Washington, July 4 (ANI): Scientists have analyzed Beryllium-10, a radioactive isotope, found from the NGRIP ice core, Greenland, which reflects solar activity over the past 600 years.
Beryllium-10, a radioactive isotope, is produced in cosmic ray showers.
Because stronger solar activity deflects cosmic rays away from Earth, low levels of beryllium-10 correlate with higher solar activity. However, few extensive beryllium-10 records exist.
Now, A.M. Berggren from the Department of Earth Sciences, Uppsala University, Uppsala, Sweden, and his colleagues have described a new 600-year beryllium-10 record from the North Greenland Ice Core Project (NGRIP), one of only two beryllium-10 records with annual resolution over several centuries.

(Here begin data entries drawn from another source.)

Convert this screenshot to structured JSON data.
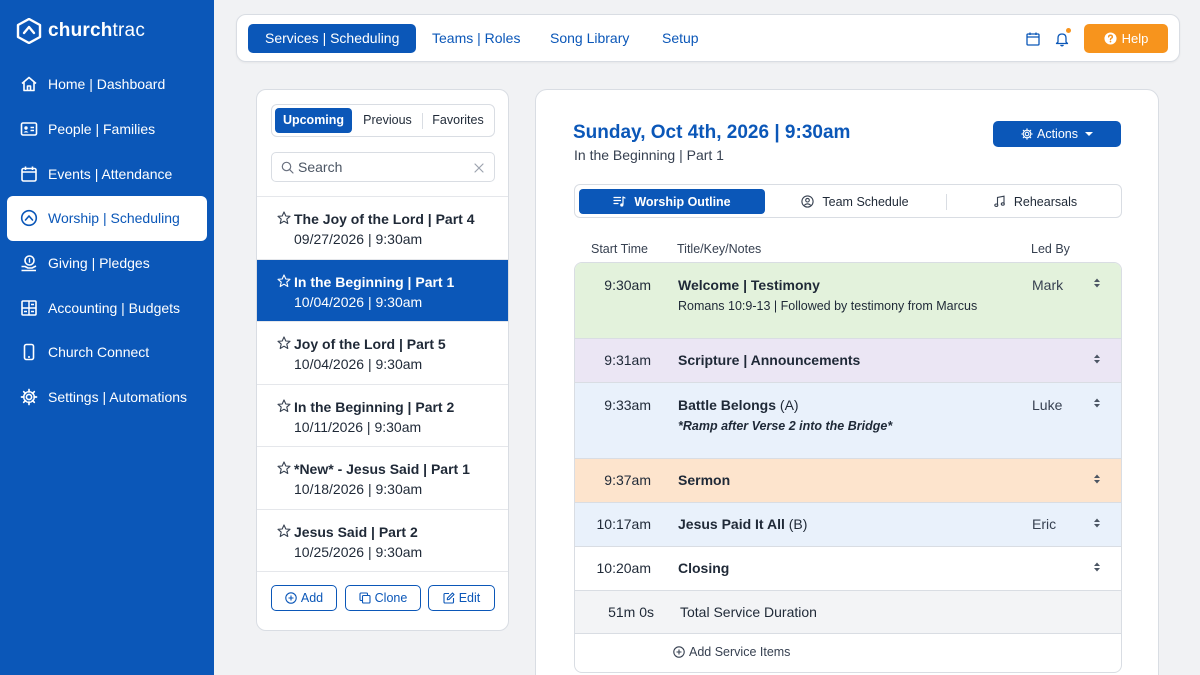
{
  "app": {
    "logo_text_bold": "church",
    "logo_text_light": "trac"
  },
  "sidebar": {
    "items": [
      {
        "label": "Home | Dashboard",
        "icon": "home-icon"
      },
      {
        "label": "People | Families",
        "icon": "id-card-icon"
      },
      {
        "label": "Events | Attendance",
        "icon": "calendar-icon"
      },
      {
        "label": "Worship | Scheduling",
        "icon": "worship-icon",
        "active": true
      },
      {
        "label": "Giving | Pledges",
        "icon": "giving-icon"
      },
      {
        "label": "Accounting | Budgets",
        "icon": "grid-icon"
      },
      {
        "label": "Church Connect",
        "icon": "phone-icon"
      },
      {
        "label": "Settings | Automations",
        "icon": "gear-icon"
      }
    ]
  },
  "topbar": {
    "tabs": [
      {
        "label": "Services | Scheduling",
        "active": true
      },
      {
        "label": "Teams | Roles"
      },
      {
        "label": "Song Library"
      },
      {
        "label": "Setup"
      }
    ],
    "help_label": "Help",
    "colors": {
      "accent": "#0b57b8",
      "help": "#f7941d"
    }
  },
  "services_panel": {
    "filters": [
      {
        "label": "Upcoming",
        "active": true
      },
      {
        "label": "Previous"
      },
      {
        "label": "Favorites"
      }
    ],
    "search_placeholder": "Search",
    "services": [
      {
        "title": "The Joy of the Lord | Part 4",
        "date": "09/27/2026 | 9:30am"
      },
      {
        "title": "In the Beginning | Part 1",
        "date": "10/04/2026 | 9:30am",
        "active": true
      },
      {
        "title": "Joy of the Lord | Part 5",
        "date": "10/04/2026 | 9:30am"
      },
      {
        "title": "In the Beginning | Part 2",
        "date": "10/11/2026 | 9:30am"
      },
      {
        "title": "*New* - Jesus Said | Part 1",
        "date": "10/18/2026 | 9:30am"
      },
      {
        "title": "Jesus Said | Part 2",
        "date": "10/25/2026 | 9:30am"
      }
    ],
    "buttons": {
      "add": "Add",
      "clone": "Clone",
      "edit": "Edit"
    }
  },
  "service_detail": {
    "title": "Sunday, Oct 4th, 2026 | 9:30am",
    "subtitle": "In the Beginning | Part 1",
    "actions_label": "Actions",
    "subtabs": [
      {
        "label": "Worship Outline",
        "active": true
      },
      {
        "label": "Team Schedule"
      },
      {
        "label": "Rehearsals"
      }
    ],
    "columns": {
      "start": "Start Time",
      "title": "Title/Key/Notes",
      "led": "Led By"
    },
    "items": [
      {
        "time": "9:30am",
        "title": "Welcome | Testimony",
        "key": "",
        "note": "Romans 10:9-13 | Followed by testimony from Marcus",
        "led": "Mark",
        "color": "#e3f2dc"
      },
      {
        "time": "9:31am",
        "title": "Scripture | Announcements",
        "key": "",
        "note": "",
        "led": "",
        "color": "#ebe6f4"
      },
      {
        "time": "9:33am",
        "title": "Battle Belongs",
        "key": "(A)",
        "note": "*Ramp after Verse 2 into the Bridge*",
        "led": "Luke",
        "color": "#e9f1fb"
      },
      {
        "time": "9:37am",
        "title": "Sermon",
        "key": "",
        "note": "",
        "led": "",
        "color": "#fde4cd"
      },
      {
        "time": "10:17am",
        "title": "Jesus Paid It All",
        "key": "(B)",
        "note": "",
        "led": "Eric",
        "color": "#e9f1fb"
      },
      {
        "time": "10:20am",
        "title": "Closing",
        "key": "",
        "note": "",
        "led": "",
        "color": "#ffffff"
      }
    ],
    "total": {
      "time": "51m 0s",
      "label": "Total Service Duration",
      "color": "#f3f4f6"
    },
    "add_items_label": "Add Service Items"
  }
}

Comparing the NGRIP record with the Dye-3 record from another site in Greenland, the researchers found that both show similar long-term trends with some short-term differences between the two sites.
The researchers also compared the NGRIP and Dye-3 data with sunspot records and with neutron data, which tracks cosmic ray intensity.

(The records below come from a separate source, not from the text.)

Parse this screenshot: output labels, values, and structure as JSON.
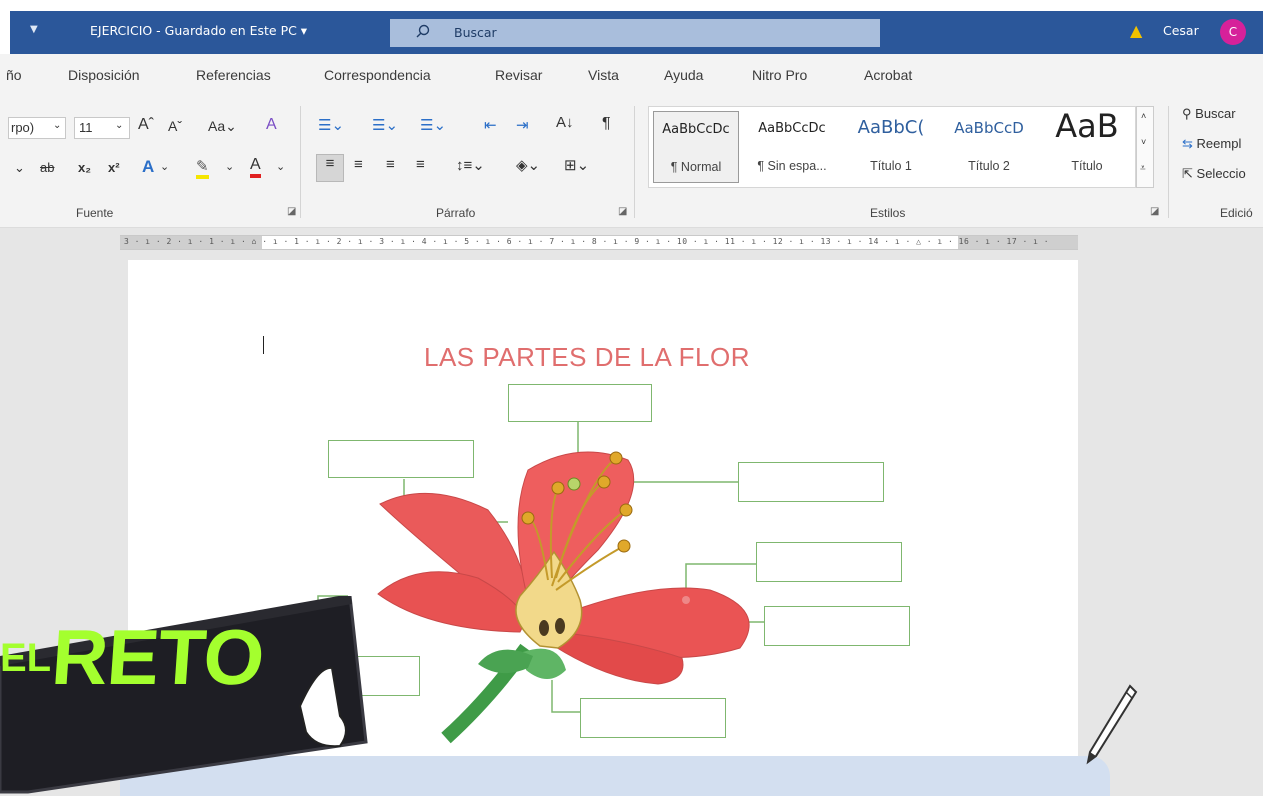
{
  "titlebar": {
    "document_title": "EJERCICIO - Guardado en Este PC ▾",
    "search_placeholder": "Buscar",
    "user_name": "Cesar",
    "avatar_initial": "C"
  },
  "tabs": [
    "ño",
    "Disposición",
    "Referencias",
    "Correspondencia",
    "Revisar",
    "Vista",
    "Ayuda",
    "Nitro Pro",
    "Acrobat"
  ],
  "ribbon": {
    "font_name": "rpo)",
    "font_size": "11",
    "groups": {
      "fuente": "Fuente",
      "parrafo": "Párrafo",
      "estilos": "Estilos",
      "edicion": "Edició"
    },
    "styles": [
      {
        "sample": "AaBbCcDc",
        "name": "¶ Normal"
      },
      {
        "sample": "AaBbCcDc",
        "name": "¶ Sin espa..."
      },
      {
        "sample": "AaBbC(",
        "name": "Título 1"
      },
      {
        "sample": "AaBbCcD",
        "name": "Título 2"
      },
      {
        "sample": "AaB",
        "name": "Título"
      }
    ],
    "editing": {
      "find": "Buscar",
      "replace": "Reempl",
      "select": "Seleccio"
    }
  },
  "ruler": {
    "text": "3 · ı · 2 · ı · 1 · ı · ⌂ · ı · 1 · ı · 2 · ı · 3 · ı · 4 · ı · 5 · ı · 6 · ı · 7 · ı · 8 · ı · 9 · ı · 10 · ı · 11 · ı · 12 · ı · 13 · ı · 14 · ı · △ · ı · 16 · ı · 17 · ı ·"
  },
  "document": {
    "title": "LAS PARTES DE LA FLOR"
  },
  "badge": {
    "prefix": "EL",
    "word": "RETO"
  },
  "colors": {
    "titlebar": "#2b579a",
    "accent_title": "#e06e6e",
    "label_border": "#7fb76f",
    "badge_text": "#a4ff2e",
    "avatar": "#d6219a"
  }
}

Their results confirm that ice core beryllium-10 reflects solar cycle variations as well as longer-term trends in solar activity.

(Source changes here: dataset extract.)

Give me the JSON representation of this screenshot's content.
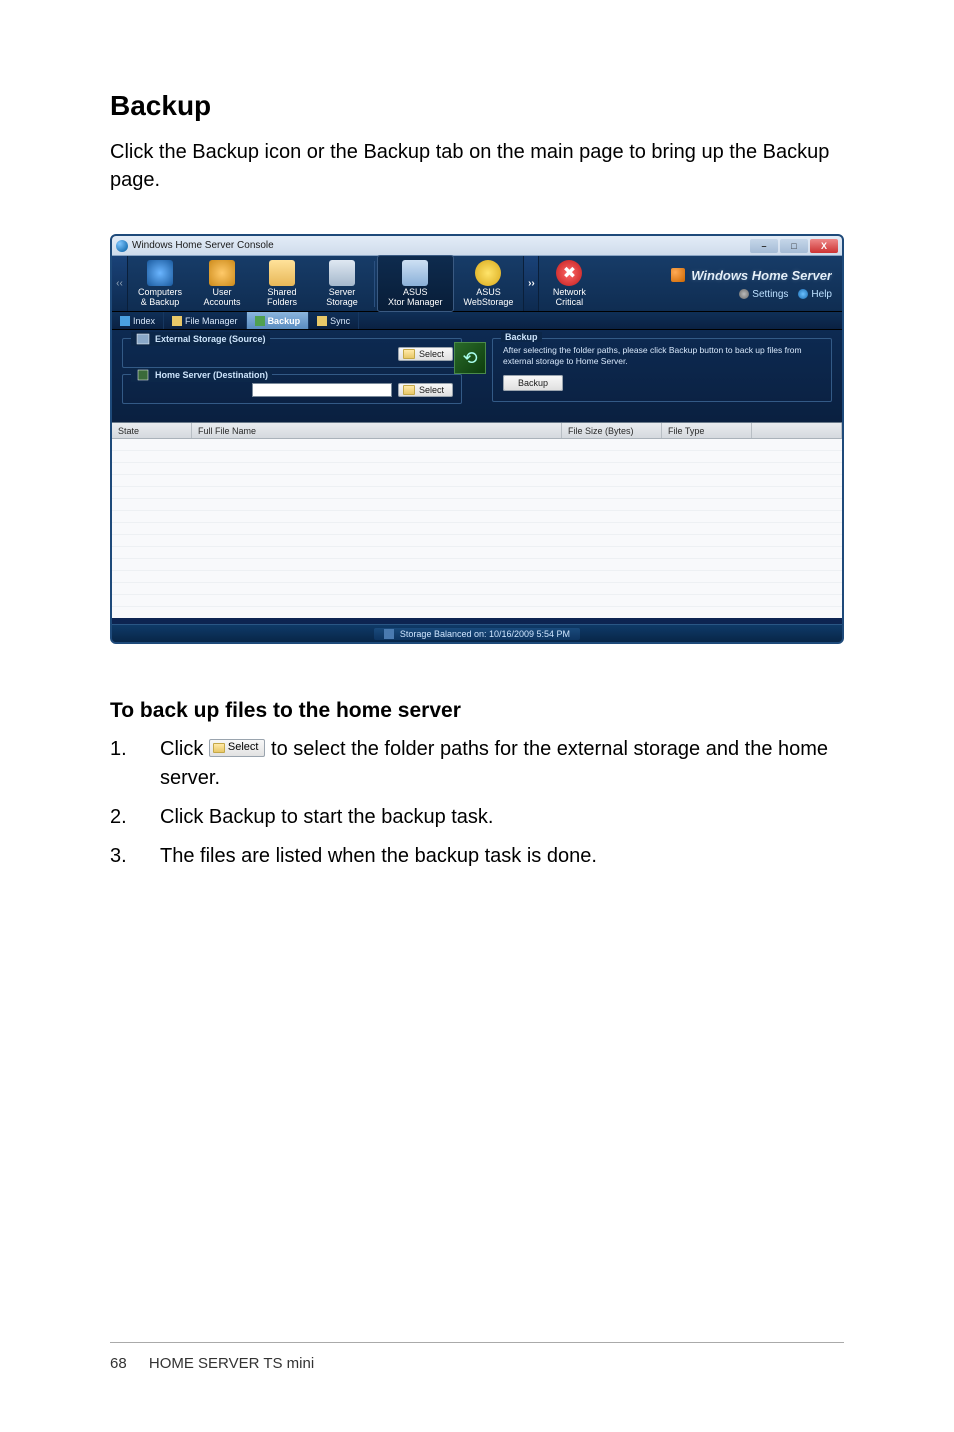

They note that while recent beryllium-10 values are low, they do not indicate unusually high solar activity compared with the last 600 years. (ANI)